__Given entries__

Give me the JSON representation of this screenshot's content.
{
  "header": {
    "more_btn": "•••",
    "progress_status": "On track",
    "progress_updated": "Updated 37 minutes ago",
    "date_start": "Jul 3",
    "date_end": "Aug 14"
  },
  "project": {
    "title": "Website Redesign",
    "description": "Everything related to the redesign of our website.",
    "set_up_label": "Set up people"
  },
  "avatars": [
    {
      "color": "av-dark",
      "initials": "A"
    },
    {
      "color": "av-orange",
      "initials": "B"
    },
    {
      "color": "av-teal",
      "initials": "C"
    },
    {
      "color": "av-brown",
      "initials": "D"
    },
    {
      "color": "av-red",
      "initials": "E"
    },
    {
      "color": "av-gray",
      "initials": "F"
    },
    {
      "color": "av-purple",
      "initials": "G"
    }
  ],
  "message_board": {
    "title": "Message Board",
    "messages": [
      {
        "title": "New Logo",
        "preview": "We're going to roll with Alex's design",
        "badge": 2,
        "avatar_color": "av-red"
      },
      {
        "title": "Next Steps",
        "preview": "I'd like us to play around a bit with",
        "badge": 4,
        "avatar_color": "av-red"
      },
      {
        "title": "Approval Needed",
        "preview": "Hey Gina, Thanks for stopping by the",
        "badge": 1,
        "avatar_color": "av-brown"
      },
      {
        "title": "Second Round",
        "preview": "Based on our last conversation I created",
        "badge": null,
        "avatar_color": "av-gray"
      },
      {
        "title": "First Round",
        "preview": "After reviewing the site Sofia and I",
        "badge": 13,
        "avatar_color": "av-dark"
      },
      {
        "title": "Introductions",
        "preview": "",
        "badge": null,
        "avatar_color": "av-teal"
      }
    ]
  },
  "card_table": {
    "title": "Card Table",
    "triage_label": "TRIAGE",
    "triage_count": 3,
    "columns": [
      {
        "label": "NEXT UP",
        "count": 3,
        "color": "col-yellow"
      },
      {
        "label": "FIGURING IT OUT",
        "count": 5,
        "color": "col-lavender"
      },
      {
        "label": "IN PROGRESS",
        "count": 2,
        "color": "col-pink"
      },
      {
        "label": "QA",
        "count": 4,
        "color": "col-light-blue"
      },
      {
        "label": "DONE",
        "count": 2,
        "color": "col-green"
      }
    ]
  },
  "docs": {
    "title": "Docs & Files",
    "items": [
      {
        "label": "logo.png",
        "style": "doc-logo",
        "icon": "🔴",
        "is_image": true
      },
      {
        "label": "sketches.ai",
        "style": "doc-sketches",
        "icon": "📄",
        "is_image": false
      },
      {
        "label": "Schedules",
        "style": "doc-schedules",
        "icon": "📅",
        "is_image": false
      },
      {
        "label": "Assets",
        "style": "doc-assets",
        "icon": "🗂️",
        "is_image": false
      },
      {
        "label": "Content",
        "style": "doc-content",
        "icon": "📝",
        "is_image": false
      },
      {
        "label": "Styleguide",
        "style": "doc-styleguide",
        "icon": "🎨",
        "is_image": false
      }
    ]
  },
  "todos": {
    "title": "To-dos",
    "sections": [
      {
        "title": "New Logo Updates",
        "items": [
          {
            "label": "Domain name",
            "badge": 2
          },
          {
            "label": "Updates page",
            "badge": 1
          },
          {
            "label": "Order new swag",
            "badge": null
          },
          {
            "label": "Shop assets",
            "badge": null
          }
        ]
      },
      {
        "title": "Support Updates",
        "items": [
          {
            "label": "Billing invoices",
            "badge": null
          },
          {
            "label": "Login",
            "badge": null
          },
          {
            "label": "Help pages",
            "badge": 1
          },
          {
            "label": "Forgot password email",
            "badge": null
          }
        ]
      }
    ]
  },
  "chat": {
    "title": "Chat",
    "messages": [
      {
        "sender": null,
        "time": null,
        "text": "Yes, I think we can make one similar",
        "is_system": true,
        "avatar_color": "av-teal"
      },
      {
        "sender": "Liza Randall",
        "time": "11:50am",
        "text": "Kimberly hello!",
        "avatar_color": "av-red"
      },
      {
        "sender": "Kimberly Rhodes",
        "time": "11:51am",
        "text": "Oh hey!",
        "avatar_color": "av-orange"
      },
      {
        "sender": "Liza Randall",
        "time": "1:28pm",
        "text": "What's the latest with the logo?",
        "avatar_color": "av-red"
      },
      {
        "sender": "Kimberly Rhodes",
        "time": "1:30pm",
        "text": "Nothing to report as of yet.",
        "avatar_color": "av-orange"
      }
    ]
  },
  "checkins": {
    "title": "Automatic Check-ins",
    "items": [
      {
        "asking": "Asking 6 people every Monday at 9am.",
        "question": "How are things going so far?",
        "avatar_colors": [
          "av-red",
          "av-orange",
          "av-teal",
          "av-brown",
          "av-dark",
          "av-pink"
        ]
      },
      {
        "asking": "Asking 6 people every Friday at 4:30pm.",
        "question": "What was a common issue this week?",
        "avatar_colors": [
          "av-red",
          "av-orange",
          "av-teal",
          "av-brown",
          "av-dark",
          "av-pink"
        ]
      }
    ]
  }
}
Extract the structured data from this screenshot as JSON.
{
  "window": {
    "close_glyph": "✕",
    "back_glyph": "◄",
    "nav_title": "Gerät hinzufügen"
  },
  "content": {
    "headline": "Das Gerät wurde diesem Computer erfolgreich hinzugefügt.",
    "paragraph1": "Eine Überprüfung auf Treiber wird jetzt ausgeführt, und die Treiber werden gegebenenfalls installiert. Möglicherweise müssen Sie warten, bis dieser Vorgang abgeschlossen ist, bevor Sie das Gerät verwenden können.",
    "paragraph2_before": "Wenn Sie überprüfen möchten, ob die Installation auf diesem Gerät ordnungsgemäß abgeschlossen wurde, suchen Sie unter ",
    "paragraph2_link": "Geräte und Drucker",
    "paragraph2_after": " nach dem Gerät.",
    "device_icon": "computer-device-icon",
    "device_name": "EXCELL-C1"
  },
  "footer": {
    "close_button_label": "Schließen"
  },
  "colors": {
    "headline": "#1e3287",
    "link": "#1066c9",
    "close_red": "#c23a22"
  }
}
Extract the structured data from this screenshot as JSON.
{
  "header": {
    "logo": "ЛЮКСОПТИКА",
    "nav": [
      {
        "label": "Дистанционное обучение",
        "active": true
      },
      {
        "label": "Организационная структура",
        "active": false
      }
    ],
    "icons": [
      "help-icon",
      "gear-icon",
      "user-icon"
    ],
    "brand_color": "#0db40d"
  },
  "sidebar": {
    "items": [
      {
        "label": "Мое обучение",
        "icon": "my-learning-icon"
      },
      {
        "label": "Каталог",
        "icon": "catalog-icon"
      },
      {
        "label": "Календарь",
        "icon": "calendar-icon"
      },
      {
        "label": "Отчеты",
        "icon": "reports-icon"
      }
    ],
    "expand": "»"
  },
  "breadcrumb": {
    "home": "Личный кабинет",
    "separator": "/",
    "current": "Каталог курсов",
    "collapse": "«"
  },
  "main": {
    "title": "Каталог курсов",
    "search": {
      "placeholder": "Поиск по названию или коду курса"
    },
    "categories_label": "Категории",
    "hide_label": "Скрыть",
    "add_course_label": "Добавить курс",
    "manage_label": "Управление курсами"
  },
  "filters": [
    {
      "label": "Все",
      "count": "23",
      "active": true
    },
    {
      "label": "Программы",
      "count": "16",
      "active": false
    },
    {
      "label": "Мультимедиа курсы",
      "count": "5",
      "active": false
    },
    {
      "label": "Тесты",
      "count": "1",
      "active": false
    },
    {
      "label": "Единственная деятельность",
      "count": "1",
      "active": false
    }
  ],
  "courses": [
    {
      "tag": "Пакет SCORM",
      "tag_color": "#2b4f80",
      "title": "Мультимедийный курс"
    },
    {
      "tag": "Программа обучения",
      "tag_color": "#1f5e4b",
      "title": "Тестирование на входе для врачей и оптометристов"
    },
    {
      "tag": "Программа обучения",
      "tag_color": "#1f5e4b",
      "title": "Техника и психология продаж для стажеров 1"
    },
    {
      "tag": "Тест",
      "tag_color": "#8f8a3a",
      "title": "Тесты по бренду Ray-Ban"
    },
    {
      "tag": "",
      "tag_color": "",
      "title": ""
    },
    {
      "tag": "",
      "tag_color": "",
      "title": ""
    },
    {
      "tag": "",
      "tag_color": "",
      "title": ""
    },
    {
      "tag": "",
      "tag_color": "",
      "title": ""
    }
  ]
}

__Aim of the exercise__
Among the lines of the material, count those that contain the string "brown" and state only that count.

__Result of this exercise__
4